Of course not everyone is the same but these are a few of the ways in which women often have the advantage.

1. Women Are Less Comfortable with Debt

There are all sorts of studies to show that, when it comes to financial worries, debt sits at the top of the list for women.

Men, on the other hand, tend to worry more about the wider economy.

As a result, women can be better at keeping debt to a minimum.

A lovemoney.com survey, for example, found men have a higher average debt on their credit cards, compared to women.

2. Women Are Better at Saving

It would seem that women are often blessed with a much more long-term perspective and, therefore, more focused on ensuring that they save money to create an emergency fund.

Women are more likely to participate in pension and savings schemes than men and to sign up for financial planning.

However, despite this, men often end up with more assets and cash later in life.

Why?

It all comes down to earnings – men don’t just earn more, but also tend to have a longer stretch of uninterrupted time in the workplace.

3. Women Are More Cautious Investors

Automated investing platform Betterment established, via a survey, that women are much less likely to take risks when they are investing.

Men will frequently switch investments and ramp them right up to the maximum, whereas women tend to leave initial investments alone.

Investments left to perform can often produce more successful results, which would benefit women who do it.

However, this does mean that women are less likely to generate a very large return on a modest investment, as that often necessitates risk.

4. Men Don’t save for a Rainy Day

On average, women tend to have higher balances in savings accounts then men do.

Women are also more likely to have a financial cushion to cope with the unexpected events in life.

Putting money aside is another area where women excel, with 37% of men having no savings at all for a rainy day, compared to just 30% of women.

Households where women are in financial control benefit from this with 91% having a financial buffer, compared to 82% where the household finances are the responsibility of the man.

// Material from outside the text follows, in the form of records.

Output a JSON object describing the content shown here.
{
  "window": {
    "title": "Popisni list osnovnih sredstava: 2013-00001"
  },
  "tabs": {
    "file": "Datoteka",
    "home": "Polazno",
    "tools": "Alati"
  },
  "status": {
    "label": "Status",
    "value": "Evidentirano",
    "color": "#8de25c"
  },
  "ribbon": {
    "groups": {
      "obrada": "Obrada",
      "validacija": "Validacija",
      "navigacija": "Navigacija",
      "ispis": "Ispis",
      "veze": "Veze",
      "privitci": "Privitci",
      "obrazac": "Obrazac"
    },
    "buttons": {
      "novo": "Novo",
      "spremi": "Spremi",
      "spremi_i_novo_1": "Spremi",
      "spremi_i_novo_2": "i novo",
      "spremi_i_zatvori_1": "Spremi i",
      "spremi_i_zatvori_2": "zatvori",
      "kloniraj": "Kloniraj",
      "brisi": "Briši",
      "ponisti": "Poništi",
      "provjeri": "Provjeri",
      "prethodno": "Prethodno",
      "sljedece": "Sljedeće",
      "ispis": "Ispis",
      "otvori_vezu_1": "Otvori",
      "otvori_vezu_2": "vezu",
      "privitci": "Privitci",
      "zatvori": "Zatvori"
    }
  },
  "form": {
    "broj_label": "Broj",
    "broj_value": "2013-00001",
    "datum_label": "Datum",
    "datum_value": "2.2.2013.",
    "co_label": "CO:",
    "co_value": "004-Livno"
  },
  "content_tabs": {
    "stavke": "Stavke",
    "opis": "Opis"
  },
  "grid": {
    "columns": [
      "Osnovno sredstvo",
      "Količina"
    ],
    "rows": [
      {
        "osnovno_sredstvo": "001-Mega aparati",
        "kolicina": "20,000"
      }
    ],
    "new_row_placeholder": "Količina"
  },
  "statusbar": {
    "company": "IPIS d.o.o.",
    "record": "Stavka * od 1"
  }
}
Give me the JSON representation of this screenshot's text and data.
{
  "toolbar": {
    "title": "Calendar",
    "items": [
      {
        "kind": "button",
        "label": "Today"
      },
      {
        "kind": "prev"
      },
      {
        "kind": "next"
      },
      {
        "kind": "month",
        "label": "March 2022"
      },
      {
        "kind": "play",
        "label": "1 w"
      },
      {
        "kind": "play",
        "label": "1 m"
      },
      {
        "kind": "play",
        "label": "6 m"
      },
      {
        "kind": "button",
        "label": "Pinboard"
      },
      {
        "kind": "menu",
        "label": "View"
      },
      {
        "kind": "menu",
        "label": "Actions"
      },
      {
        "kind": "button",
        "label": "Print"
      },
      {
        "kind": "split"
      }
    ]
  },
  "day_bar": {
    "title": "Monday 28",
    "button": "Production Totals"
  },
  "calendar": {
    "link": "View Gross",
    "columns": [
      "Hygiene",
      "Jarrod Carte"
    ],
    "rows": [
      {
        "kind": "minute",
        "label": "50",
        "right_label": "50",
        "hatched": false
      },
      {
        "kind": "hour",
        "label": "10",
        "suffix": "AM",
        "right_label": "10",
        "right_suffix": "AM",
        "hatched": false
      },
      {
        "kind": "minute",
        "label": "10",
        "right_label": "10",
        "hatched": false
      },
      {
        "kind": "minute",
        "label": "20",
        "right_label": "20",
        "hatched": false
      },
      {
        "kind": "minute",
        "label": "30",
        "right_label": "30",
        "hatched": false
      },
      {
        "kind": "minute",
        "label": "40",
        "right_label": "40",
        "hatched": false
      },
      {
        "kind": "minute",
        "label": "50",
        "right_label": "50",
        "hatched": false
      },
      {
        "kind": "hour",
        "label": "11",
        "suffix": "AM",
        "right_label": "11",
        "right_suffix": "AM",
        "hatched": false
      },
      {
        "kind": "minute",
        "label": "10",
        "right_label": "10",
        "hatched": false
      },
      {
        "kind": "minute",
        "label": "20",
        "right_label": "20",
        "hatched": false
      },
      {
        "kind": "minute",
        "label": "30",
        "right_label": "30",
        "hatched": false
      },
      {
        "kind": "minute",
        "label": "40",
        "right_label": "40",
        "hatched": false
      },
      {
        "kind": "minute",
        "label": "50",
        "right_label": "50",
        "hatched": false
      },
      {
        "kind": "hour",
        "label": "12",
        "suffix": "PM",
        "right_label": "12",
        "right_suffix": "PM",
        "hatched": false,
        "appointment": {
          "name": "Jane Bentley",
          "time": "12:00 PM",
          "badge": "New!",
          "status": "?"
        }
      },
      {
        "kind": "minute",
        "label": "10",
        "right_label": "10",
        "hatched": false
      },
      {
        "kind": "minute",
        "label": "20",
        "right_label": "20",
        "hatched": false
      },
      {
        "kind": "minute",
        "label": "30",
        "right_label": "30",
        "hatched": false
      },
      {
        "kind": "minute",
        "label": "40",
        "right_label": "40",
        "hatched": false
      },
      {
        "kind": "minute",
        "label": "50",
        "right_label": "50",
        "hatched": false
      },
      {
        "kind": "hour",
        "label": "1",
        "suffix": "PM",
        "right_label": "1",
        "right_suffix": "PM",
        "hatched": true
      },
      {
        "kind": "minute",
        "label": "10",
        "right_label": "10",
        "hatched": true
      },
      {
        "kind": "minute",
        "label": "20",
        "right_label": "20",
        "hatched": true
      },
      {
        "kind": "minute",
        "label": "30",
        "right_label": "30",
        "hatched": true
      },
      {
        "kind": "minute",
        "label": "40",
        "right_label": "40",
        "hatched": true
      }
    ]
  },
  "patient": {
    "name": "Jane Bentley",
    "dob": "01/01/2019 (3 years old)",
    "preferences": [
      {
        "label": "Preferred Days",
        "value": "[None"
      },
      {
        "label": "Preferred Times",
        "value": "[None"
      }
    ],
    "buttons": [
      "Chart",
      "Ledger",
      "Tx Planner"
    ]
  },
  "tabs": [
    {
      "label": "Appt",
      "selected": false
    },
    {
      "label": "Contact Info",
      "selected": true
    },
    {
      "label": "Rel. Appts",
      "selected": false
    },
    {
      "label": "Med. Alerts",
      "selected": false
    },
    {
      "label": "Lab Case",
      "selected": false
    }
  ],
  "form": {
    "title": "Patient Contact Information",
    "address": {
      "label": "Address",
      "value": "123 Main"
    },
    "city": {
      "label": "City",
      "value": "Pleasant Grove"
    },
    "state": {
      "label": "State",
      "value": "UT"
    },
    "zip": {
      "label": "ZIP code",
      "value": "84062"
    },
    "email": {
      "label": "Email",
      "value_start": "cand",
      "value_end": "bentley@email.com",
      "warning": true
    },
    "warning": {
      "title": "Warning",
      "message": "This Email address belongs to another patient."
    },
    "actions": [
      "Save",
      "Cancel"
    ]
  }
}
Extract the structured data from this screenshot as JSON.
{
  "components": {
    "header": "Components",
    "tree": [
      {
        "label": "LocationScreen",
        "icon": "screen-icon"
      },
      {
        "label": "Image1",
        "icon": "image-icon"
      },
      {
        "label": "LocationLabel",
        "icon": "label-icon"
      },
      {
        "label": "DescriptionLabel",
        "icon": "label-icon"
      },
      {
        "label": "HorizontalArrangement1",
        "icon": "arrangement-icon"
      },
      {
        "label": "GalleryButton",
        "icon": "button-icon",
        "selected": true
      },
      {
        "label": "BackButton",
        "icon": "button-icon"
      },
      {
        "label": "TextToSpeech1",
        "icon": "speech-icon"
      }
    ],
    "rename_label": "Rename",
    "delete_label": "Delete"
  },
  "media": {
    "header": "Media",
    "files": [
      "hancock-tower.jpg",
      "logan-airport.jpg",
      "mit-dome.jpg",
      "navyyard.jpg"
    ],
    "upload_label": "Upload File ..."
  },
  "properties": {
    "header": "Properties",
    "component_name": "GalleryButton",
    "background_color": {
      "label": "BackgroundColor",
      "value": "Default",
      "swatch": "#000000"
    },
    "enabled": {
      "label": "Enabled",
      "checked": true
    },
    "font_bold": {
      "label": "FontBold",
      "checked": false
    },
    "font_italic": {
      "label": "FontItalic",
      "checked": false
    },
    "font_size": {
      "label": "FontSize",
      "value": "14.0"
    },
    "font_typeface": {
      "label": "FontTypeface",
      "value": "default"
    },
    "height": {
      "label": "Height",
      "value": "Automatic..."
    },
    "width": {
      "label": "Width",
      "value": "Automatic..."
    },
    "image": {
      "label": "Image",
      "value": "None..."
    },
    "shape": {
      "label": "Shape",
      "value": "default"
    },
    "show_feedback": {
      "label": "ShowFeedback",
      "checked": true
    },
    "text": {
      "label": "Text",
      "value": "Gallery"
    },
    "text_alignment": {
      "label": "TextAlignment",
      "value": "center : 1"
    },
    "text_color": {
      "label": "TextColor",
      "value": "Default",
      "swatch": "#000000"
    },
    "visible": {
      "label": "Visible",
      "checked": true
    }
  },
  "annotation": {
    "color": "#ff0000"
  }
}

5. What We Can All Learn from These Traits

For anyone, male or female, there are some very positive lessons to be learned from this, including:

β€’ It’s important to "save for a rainy day" by creating an emergency fund

β€’ Long-term investors tend to be more successful but some risk will provide greater returns overall

β€’ Reducing debt is an important step towards being financially secure

β€’ Some kind of financial planning is essential if you want to get the most from your property, other assets and investments.